Task to complete => Every entry should be returned unchanged, with the pictures omitted.

Component data from apps and pages:
* * *
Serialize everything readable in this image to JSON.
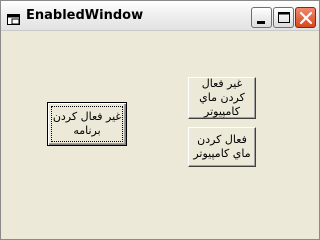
{
  "window": {
    "title": "EnabledWindow",
    "icon": "window-app-icon",
    "controls": {
      "minimize": "minimize-icon",
      "maximize": "maximize-icon",
      "close": "close-icon"
    }
  },
  "buttons": {
    "disable_program": "غير فعال كردن برنامه",
    "disable_my_computer": "غير فعال كردن ماي كامپيوتر",
    "enable_my_computer": "فعال كردن ماي كامپيوتر"
  },
  "colors": {
    "face": "#ece9d8",
    "close_button": "#d8461f"
  }
}
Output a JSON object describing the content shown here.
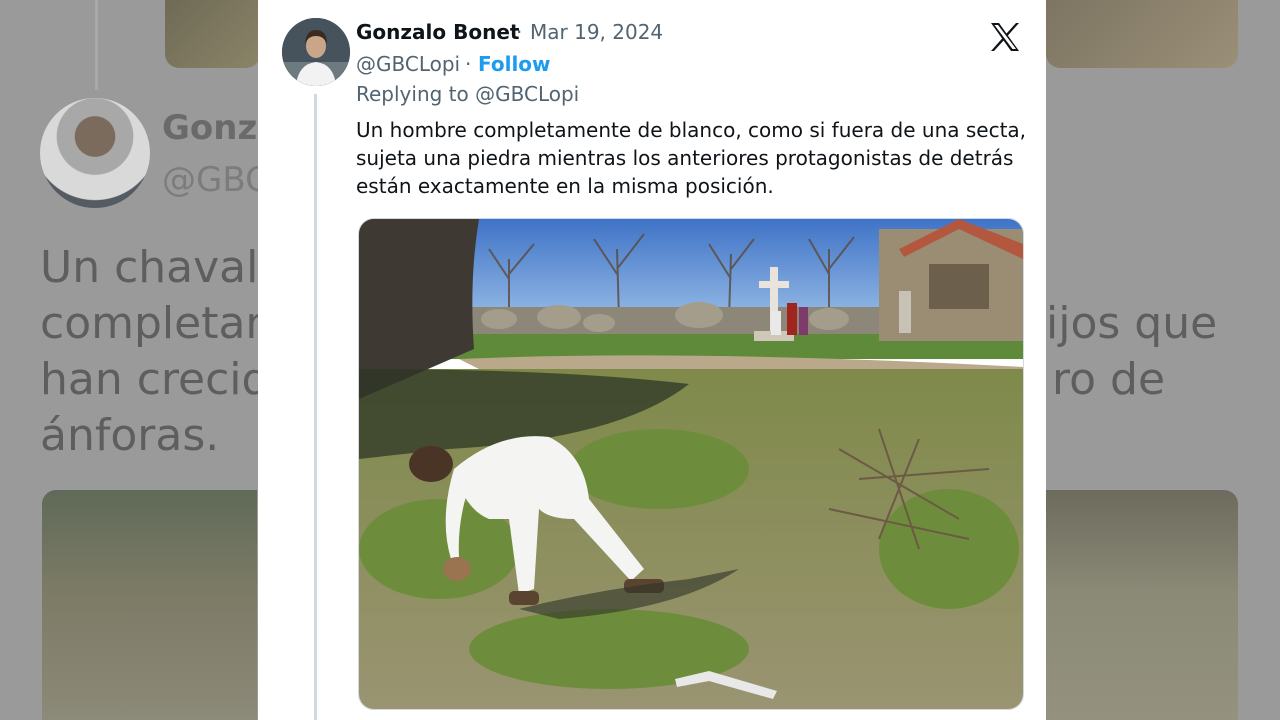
{
  "background": {
    "name": "Gonza",
    "handle": "@GBC",
    "text_lines": [
      "Un chaval",
      "completam",
      "han crecid",
      "ánforas."
    ],
    "text_right": [
      "ijos que",
      "ro de"
    ]
  },
  "tweet": {
    "author_name": "Gonzalo Bonet",
    "separator": "·",
    "date": "Mar 19, 2024",
    "handle": "@GBCLopi",
    "follow_label": "Follow",
    "replying_to": "Replying to @GBCLopi",
    "text_lines": [
      "Un hombre completamente de blanco, como si fuera de una secta,",
      "sujeta una piedra mientras los anteriores protagonistas de detrás",
      "están exactamente en la misma posición."
    ]
  },
  "icons": {
    "logo": "x-logo-icon",
    "avatar": "avatar"
  },
  "colors": {
    "link_blue": "#1d9bf0",
    "text_primary": "#0f1419",
    "text_secondary": "#536471",
    "thread_line": "#cfd9de"
  }
}
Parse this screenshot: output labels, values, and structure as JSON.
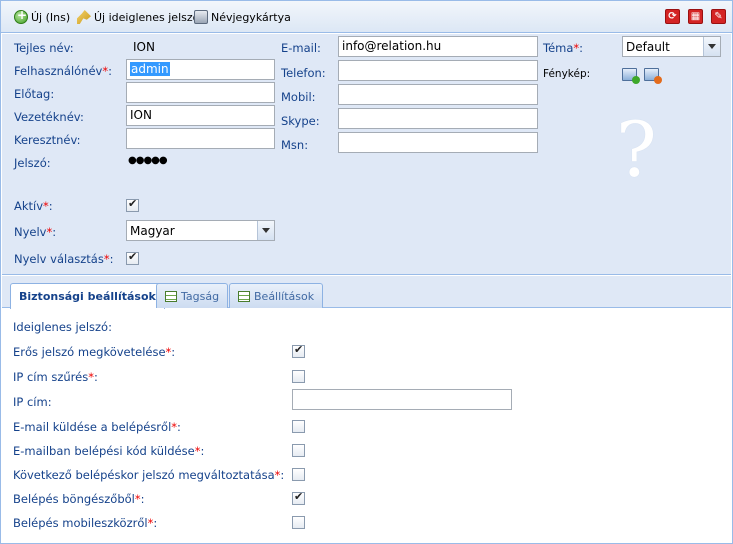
{
  "toolbar": {
    "new_label": "Új (Ins)",
    "temp_password_label": "Új ideiglenes jelszó",
    "business_card_label": "Névjegykártya"
  },
  "form": {
    "full_name_label": "Tejles név:",
    "full_name_value": "ION",
    "username_label": "Felhasználónév",
    "username_value": "admin",
    "prefix_label": "Előtag:",
    "prefix_value": "",
    "lastname_label": "Vezetéknév:",
    "lastname_value": "ION",
    "firstname_label": "Keresztnév:",
    "firstname_value": "",
    "password_label": "Jelszó:",
    "password_value": "●●●●●",
    "email_label": "E-mail:",
    "email_value": "info@relation.hu",
    "phone_label": "Telefon:",
    "phone_value": "",
    "mobile_label": "Mobil:",
    "mobile_value": "",
    "skype_label": "Skype:",
    "skype_value": "",
    "msn_label": "Msn:",
    "msn_value": "",
    "theme_label": "Téma",
    "theme_value": "Default",
    "photo_label": "Fénykép:",
    "photo_placeholder": "?",
    "active_label": "Aktív",
    "active_checked": true,
    "language_label": "Nyelv",
    "language_value": "Magyar",
    "language_select_label": "Nyelv választás",
    "language_select_checked": true
  },
  "tabs": [
    {
      "label": "Biztonsági beállítások",
      "active": true
    },
    {
      "label": "Tagság",
      "active": false
    },
    {
      "label": "Beállítások",
      "active": false
    }
  ],
  "security": {
    "temp_password_label": "Ideiglenes jelszó:",
    "rows": [
      {
        "label": "Erős jelszó megkövetelése",
        "required": true,
        "checked": true
      },
      {
        "label": "IP cím szűrés",
        "required": true,
        "checked": false
      },
      {
        "label": "IP cím:",
        "required": false,
        "input": ""
      },
      {
        "label": "E-mail küldése a belépésről",
        "required": true,
        "checked": false
      },
      {
        "label": "E-mailban belépési kód küldése",
        "required": true,
        "checked": false
      },
      {
        "label": "Következő belépéskor jelszó megváltoztatása",
        "required": true,
        "checked": false
      },
      {
        "label": "Belépés böngészőből",
        "required": true,
        "checked": true
      },
      {
        "label": "Belépés mobileszközről",
        "required": true,
        "checked": false
      }
    ]
  },
  "colors": {
    "label": "#15428b",
    "panel_bg": "#dfe8f6",
    "border": "#99bbe8",
    "required": "#ee0000",
    "window_buttons": "#d42424"
  },
  "icons": {
    "new": "add-icon",
    "temp_password": "key-icon",
    "business_card": "print-icon",
    "window_right": [
      "refresh-icon",
      "table-icon",
      "edit-icon"
    ],
    "photo": [
      "photo-add-icon",
      "photo-remove-icon"
    ],
    "tabs": [
      "table-icon",
      "table-icon"
    ]
  }
}
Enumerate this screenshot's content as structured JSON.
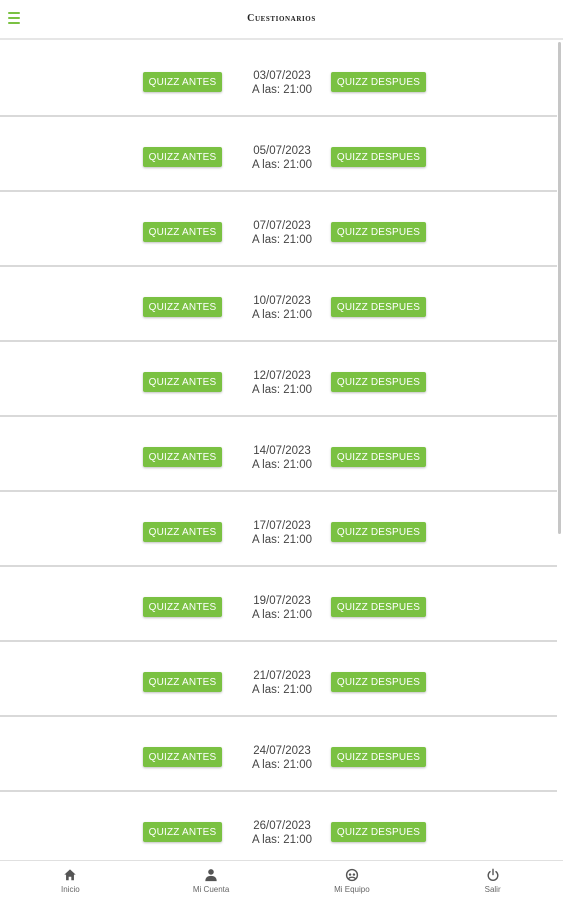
{
  "header": {
    "title": "Cuestionarios",
    "menu_icon": "hamburger-icon"
  },
  "colors": {
    "accent": "#7ac142",
    "divider": "#d9d9d9"
  },
  "quizzes": [
    {
      "antes": "QUIZZ ANTES",
      "date": "03/07/2023",
      "time": "A las: 21:00",
      "despues": "QUIZZ DESPUES"
    },
    {
      "antes": "QUIZZ ANTES",
      "date": "05/07/2023",
      "time": "A las: 21:00",
      "despues": "QUIZZ DESPUES"
    },
    {
      "antes": "QUIZZ ANTES",
      "date": "07/07/2023",
      "time": "A las: 21:00",
      "despues": "QUIZZ DESPUES"
    },
    {
      "antes": "QUIZZ ANTES",
      "date": "10/07/2023",
      "time": "A las: 21:00",
      "despues": "QUIZZ DESPUES"
    },
    {
      "antes": "QUIZZ ANTES",
      "date": "12/07/2023",
      "time": "A las: 21:00",
      "despues": "QUIZZ DESPUES"
    },
    {
      "antes": "QUIZZ ANTES",
      "date": "14/07/2023",
      "time": "A las: 21:00",
      "despues": "QUIZZ DESPUES"
    },
    {
      "antes": "QUIZZ ANTES",
      "date": "17/07/2023",
      "time": "A las: 21:00",
      "despues": "QUIZZ DESPUES"
    },
    {
      "antes": "QUIZZ ANTES",
      "date": "19/07/2023",
      "time": "A las: 21:00",
      "despues": "QUIZZ DESPUES"
    },
    {
      "antes": "QUIZZ ANTES",
      "date": "21/07/2023",
      "time": "A las: 21:00",
      "despues": "QUIZZ DESPUES"
    },
    {
      "antes": "QUIZZ ANTES",
      "date": "24/07/2023",
      "time": "A las: 21:00",
      "despues": "QUIZZ DESPUES"
    },
    {
      "antes": "QUIZZ ANTES",
      "date": "26/07/2023",
      "time": "A las: 21:00",
      "despues": "QUIZZ DESPUES"
    }
  ],
  "bottom_nav": [
    {
      "label": "Inicio",
      "icon": "home-icon"
    },
    {
      "label": "Mi Cuenta",
      "icon": "user-icon"
    },
    {
      "label": "Mi Equipo",
      "icon": "team-icon"
    },
    {
      "label": "Salir",
      "icon": "power-icon"
    }
  ]
}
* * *
Answer space =>
Serialize everything readable in this image to JSON.
{
  "window": {
    "title": "EnabledWindow",
    "icon": "window-app-icon",
    "controls": {
      "minimize": "minimize-icon",
      "maximize": "maximize-icon",
      "close": "close-icon"
    }
  },
  "buttons": {
    "disable_program": "غير فعال كردن برنامه",
    "disable_my_computer": "غير فعال كردن ماي كامپيوتر",
    "enable_my_computer": "فعال كردن ماي كامپيوتر"
  },
  "colors": {
    "face": "#ece9d8",
    "close_button": "#d8461f"
  }
}
Output a JSON object describing the content shown here.
{
  "background": {
    "name": "Gonza",
    "handle": "@GBC",
    "text_lines": [
      "Un chaval",
      "completam",
      "han crecid",
      "ánforas."
    ],
    "text_right": [
      "ijos que",
      "ro de"
    ]
  },
  "tweet": {
    "author_name": "Gonzalo Bonet",
    "separator": "·",
    "date": "Mar 19, 2024",
    "handle": "@GBCLopi",
    "follow_label": "Follow",
    "replying_to": "Replying to @GBCLopi",
    "text_lines": [
      "Un hombre completamente de blanco, como si fuera de una secta,",
      "sujeta una piedra mientras los anteriores protagonistas de detrás",
      "están exactamente en la misma posición."
    ]
  },
  "icons": {
    "logo": "x-logo-icon",
    "avatar": "avatar"
  },
  "colors": {
    "link_blue": "#1d9bf0",
    "text_primary": "#0f1419",
    "text_secondary": "#536471",
    "thread_line": "#cfd9de"
  }
}
Parse this screenshot: output labels, values, and structure as JSON.
{
  "toolbar": {
    "new_label": "Új (Ins)",
    "temp_password_label": "Új ideiglenes jelszó",
    "business_card_label": "Névjegykártya"
  },
  "form": {
    "full_name_label": "Tejles név:",
    "full_name_value": "ION",
    "username_label": "Felhasználónév",
    "username_value": "admin",
    "prefix_label": "Előtag:",
    "prefix_value": "",
    "lastname_label": "Vezetéknév:",
    "lastname_value": "ION",
    "firstname_label": "Keresztnév:",
    "firstname_value": "",
    "password_label": "Jelszó:",
    "password_value": "●●●●●",
    "email_label": "E-mail:",
    "email_value": "info@relation.hu",
    "phone_label": "Telefon:",
    "phone_value": "",
    "mobile_label": "Mobil:",
    "mobile_value": "",
    "skype_label": "Skype:",
    "skype_value": "",
    "msn_label": "Msn:",
    "msn_value": "",
    "theme_label": "Téma",
    "theme_value": "Default",
    "photo_label": "Fénykép:",
    "photo_placeholder": "?",
    "active_label": "Aktív",
    "active_checked": true,
    "language_label": "Nyelv",
    "language_value": "Magyar",
    "language_select_label": "Nyelv választás",
    "language_select_checked": true
  },
  "tabs": [
    {
      "label": "Biztonsági beállítások",
      "active": true
    },
    {
      "label": "Tagság",
      "active": false
    },
    {
      "label": "Beállítások",
      "active": false
    }
  ],
  "security": {
    "temp_password_label": "Ideiglenes jelszó:",
    "rows": [
      {
        "label": "Erős jelszó megkövetelése",
        "required": true,
        "checked": true
      },
      {
        "label": "IP cím szűrés",
        "required": true,
        "checked": false
      },
      {
        "label": "IP cím:",
        "required": false,
        "input": ""
      },
      {
        "label": "E-mail küldése a belépésről",
        "required": true,
        "checked": false
      },
      {
        "label": "E-mailban belépési kód küldése",
        "required": true,
        "checked": false
      },
      {
        "label": "Következő belépéskor jelszó megváltoztatása",
        "required": true,
        "checked": false
      },
      {
        "label": "Belépés böngészőből",
        "required": true,
        "checked": true
      },
      {
        "label": "Belépés mobileszközről",
        "required": true,
        "checked": false
      }
    ]
  },
  "colors": {
    "label": "#15428b",
    "panel_bg": "#dfe8f6",
    "border": "#99bbe8",
    "required": "#ee0000",
    "window_buttons": "#d42424"
  },
  "icons": {
    "new": "add-icon",
    "temp_password": "key-icon",
    "business_card": "print-icon",
    "window_right": [
      "refresh-icon",
      "table-icon",
      "edit-icon"
    ],
    "photo": [
      "photo-add-icon",
      "photo-remove-icon"
    ],
    "tabs": [
      "table-icon",
      "table-icon"
    ]
  }
}
Enumerate this screenshot's content as structured JSON.
{
  "header": {
    "title": "Cuestionarios",
    "menu_icon": "hamburger-icon"
  },
  "colors": {
    "accent": "#7ac142",
    "divider": "#d9d9d9"
  },
  "quizzes": [
    {
      "antes": "QUIZZ ANTES",
      "date": "03/07/2023",
      "time": "A las: 21:00",
      "despues": "QUIZZ DESPUES"
    },
    {
      "antes": "QUIZZ ANTES",
      "date": "05/07/2023",
      "time": "A las: 21:00",
      "despues": "QUIZZ DESPUES"
    },
    {
      "antes": "QUIZZ ANTES",
      "date": "07/07/2023",
      "time": "A las: 21:00",
      "despues": "QUIZZ DESPUES"
    },
    {
      "antes": "QUIZZ ANTES",
      "date": "10/07/2023",
      "time": "A las: 21:00",
      "despues": "QUIZZ DESPUES"
    },
    {
      "antes": "QUIZZ ANTES",
      "date": "12/07/2023",
      "time": "A las: 21:00",
      "despues": "QUIZZ DESPUES"
    },
    {
      "antes": "QUIZZ ANTES",
      "date": "14/07/2023",
      "time": "A las: 21:00",
      "despues": "QUIZZ DESPUES"
    },
    {
      "antes": "QUIZZ ANTES",
      "date": "17/07/2023",
      "time": "A las: 21:00",
      "despues": "QUIZZ DESPUES"
    },
    {
      "antes": "QUIZZ ANTES",
      "date": "19/07/2023",
      "time": "A las: 21:00",
      "despues": "QUIZZ DESPUES"
    },
    {
      "antes": "QUIZZ ANTES",
      "date": "21/07/2023",
      "time": "A las: 21:00",
      "despues": "QUIZZ DESPUES"
    },
    {
      "antes": "QUIZZ ANTES",
      "date": "24/07/2023",
      "time": "A las: 21:00",
      "despues": "QUIZZ DESPUES"
    },
    {
      "antes": "QUIZZ ANTES",
      "date": "26/07/2023",
      "time": "A las: 21:00",
      "despues": "QUIZZ DESPUES"
    }
  ],
  "bottom_nav": [
    {
      "label": "Inicio",
      "icon": "home-icon"
    },
    {
      "label": "Mi Cuenta",
      "icon": "user-icon"
    },
    {
      "label": "Mi Equipo",
      "icon": "team-icon"
    },
    {
      "label": "Salir",
      "icon": "power-icon"
    }
  ]
}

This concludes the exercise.